━━━━━ Dataset excerpts ━━━━━

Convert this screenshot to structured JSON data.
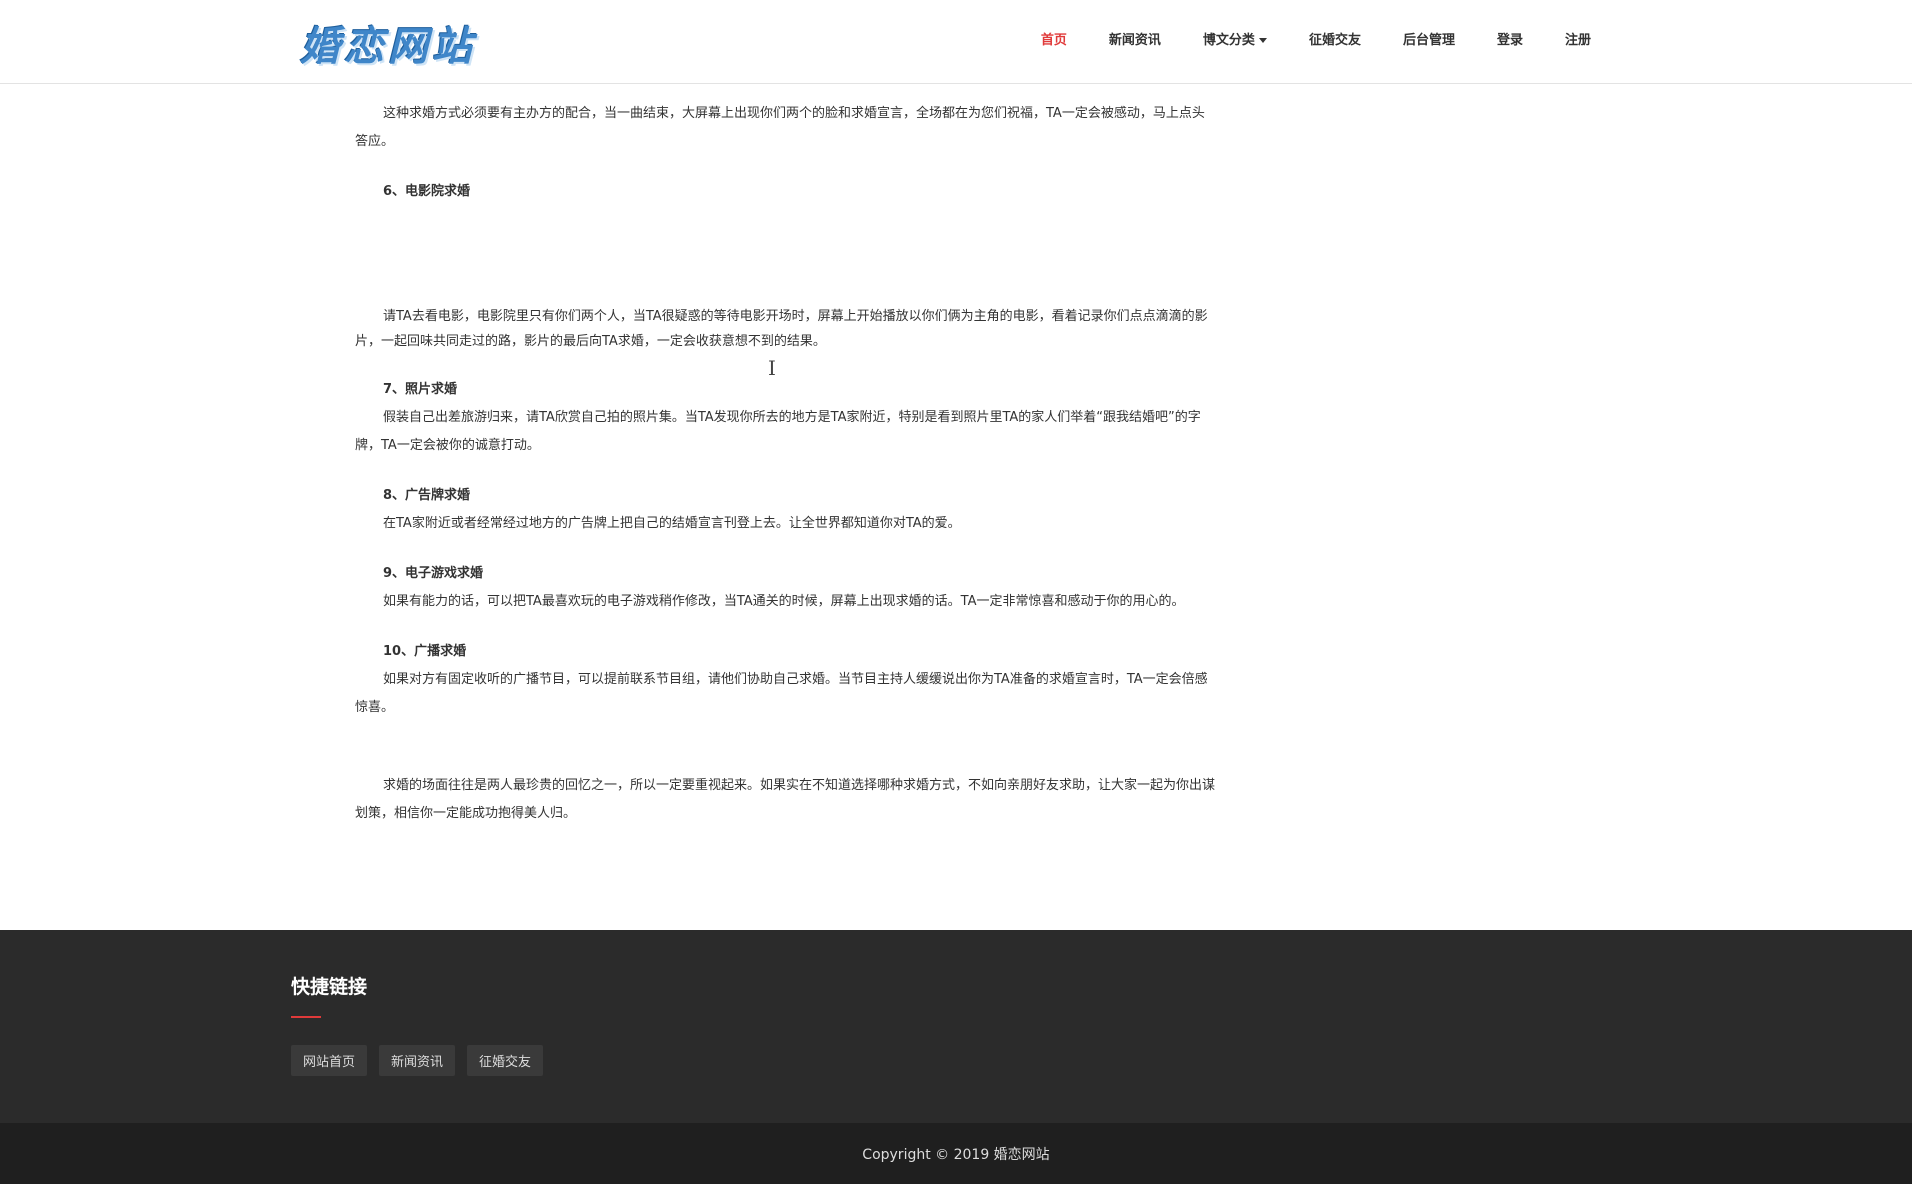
{
  "header": {
    "logo_text": "婚恋网站",
    "nav": [
      {
        "label": "首页",
        "active": true
      },
      {
        "label": "新闻资讯"
      },
      {
        "label": "博文分类"
      },
      {
        "label": "征婚交友"
      },
      {
        "label": "后台管理"
      },
      {
        "label": "登录"
      },
      {
        "label": "注册"
      }
    ]
  },
  "article": {
    "p1": "这种求婚方式必须要有主办方的配合，当一曲结束，大屏幕上出现你们两个的脸和求婚宣言，全场都在为您们祝福，TA一定会被感动，马上点头答应。",
    "s6_title": "6、电影院求婚",
    "s6_body": "请TA去看电影，电影院里只有你们两个人，当TA很疑惑的等待电影开场时，屏幕上开始播放以你们俩为主角的电影，看着记录你们点点滴滴的影片，一起回味共同走过的路，影片的最后向TA求婚，一定会收获意想不到的结果。",
    "s7_title": "7、照片求婚",
    "s7_body": "假装自己出差旅游归来，请TA欣赏自己拍的照片集。当TA发现你所去的地方是TA家附近，特别是看到照片里TA的家人们举着“跟我结婚吧”的字牌，TA一定会被你的诚意打动。",
    "s8_title": "8、广告牌求婚",
    "s8_body": "在TA家附近或者经常经过地方的广告牌上把自己的结婚宣言刊登上去。让全世界都知道你对TA的爱。",
    "s9_title": "9、电子游戏求婚",
    "s9_body": "如果有能力的话，可以把TA最喜欢玩的电子游戏稍作修改，当TA通关的时候，屏幕上出现求婚的话。TA一定非常惊喜和感动于你的用心的。",
    "s10_title": "10、广播求婚",
    "s10_body": "如果对方有固定收听的广播节目，可以提前联系节目组，请他们协助自己求婚。当节目主持人缓缓说出你为TA准备的求婚宣言时，TA一定会倍感惊喜。",
    "closing": "求婚的场面往往是两人最珍贵的回忆之一，所以一定要重视起来。如果实在不知道选择哪种求婚方式，不如向亲朋好友求助，让大家一起为你出谋划策，相信你一定能成功抱得美人归。"
  },
  "footer": {
    "title": "快捷链接",
    "links": [
      "网站首页",
      "新闻资讯",
      "征婚交友"
    ],
    "copyright": "Copyright © 2019 婚恋网站"
  },
  "colors": {
    "accent": "#e03a3a",
    "footer_bg": "#2b2b2b",
    "bottom_bg": "#1f1f1f",
    "logo": "#3f86c9"
  },
  "icons": [
    "caret-down-icon",
    "text-cursor-icon"
  ]
}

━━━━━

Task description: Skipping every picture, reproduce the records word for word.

Response to the exercise:
Convert this screenshot to structured JSON data.
{
  "header": {
    "logo_text": "婚恋网站",
    "nav": [
      {
        "label": "首页",
        "active": true
      },
      {
        "label": "新闻资讯"
      },
      {
        "label": "博文分类"
      },
      {
        "label": "征婚交友"
      },
      {
        "label": "后台管理"
      },
      {
        "label": "登录"
      },
      {
        "label": "注册"
      }
    ]
  },
  "article": {
    "p1": "这种求婚方式必须要有主办方的配合，当一曲结束，大屏幕上出现你们两个的脸和求婚宣言，全场都在为您们祝福，TA一定会被感动，马上点头答应。",
    "s6_title": "6、电影院求婚",
    "s6_body": "请TA去看电影，电影院里只有你们两个人，当TA很疑惑的等待电影开场时，屏幕上开始播放以你们俩为主角的电影，看着记录你们点点滴滴的影片，一起回味共同走过的路，影片的最后向TA求婚，一定会收获意想不到的结果。",
    "s7_title": "7、照片求婚",
    "s7_body": "假装自己出差旅游归来，请TA欣赏自己拍的照片集。当TA发现你所去的地方是TA家附近，特别是看到照片里TA的家人们举着“跟我结婚吧”的字牌，TA一定会被你的诚意打动。",
    "s8_title": "8、广告牌求婚",
    "s8_body": "在TA家附近或者经常经过地方的广告牌上把自己的结婚宣言刊登上去。让全世界都知道你对TA的爱。",
    "s9_title": "9、电子游戏求婚",
    "s9_body": "如果有能力的话，可以把TA最喜欢玩的电子游戏稍作修改，当TA通关的时候，屏幕上出现求婚的话。TA一定非常惊喜和感动于你的用心的。",
    "s10_title": "10、广播求婚",
    "s10_body": "如果对方有固定收听的广播节目，可以提前联系节目组，请他们协助自己求婚。当节目主持人缓缓说出你为TA准备的求婚宣言时，TA一定会倍感惊喜。",
    "closing": "求婚的场面往往是两人最珍贵的回忆之一，所以一定要重视起来。如果实在不知道选择哪种求婚方式，不如向亲朋好友求助，让大家一起为你出谋划策，相信你一定能成功抱得美人归。"
  },
  "footer": {
    "title": "快捷链接",
    "links": [
      "网站首页",
      "新闻资讯",
      "征婚交友"
    ],
    "copyright": "Copyright © 2019 婚恋网站"
  },
  "colors": {
    "accent": "#e03a3a",
    "footer_bg": "#2b2b2b",
    "bottom_bg": "#1f1f1f",
    "logo": "#3f86c9"
  },
  "icons": [
    "caret-down-icon",
    "text-cursor-icon"
  ]
}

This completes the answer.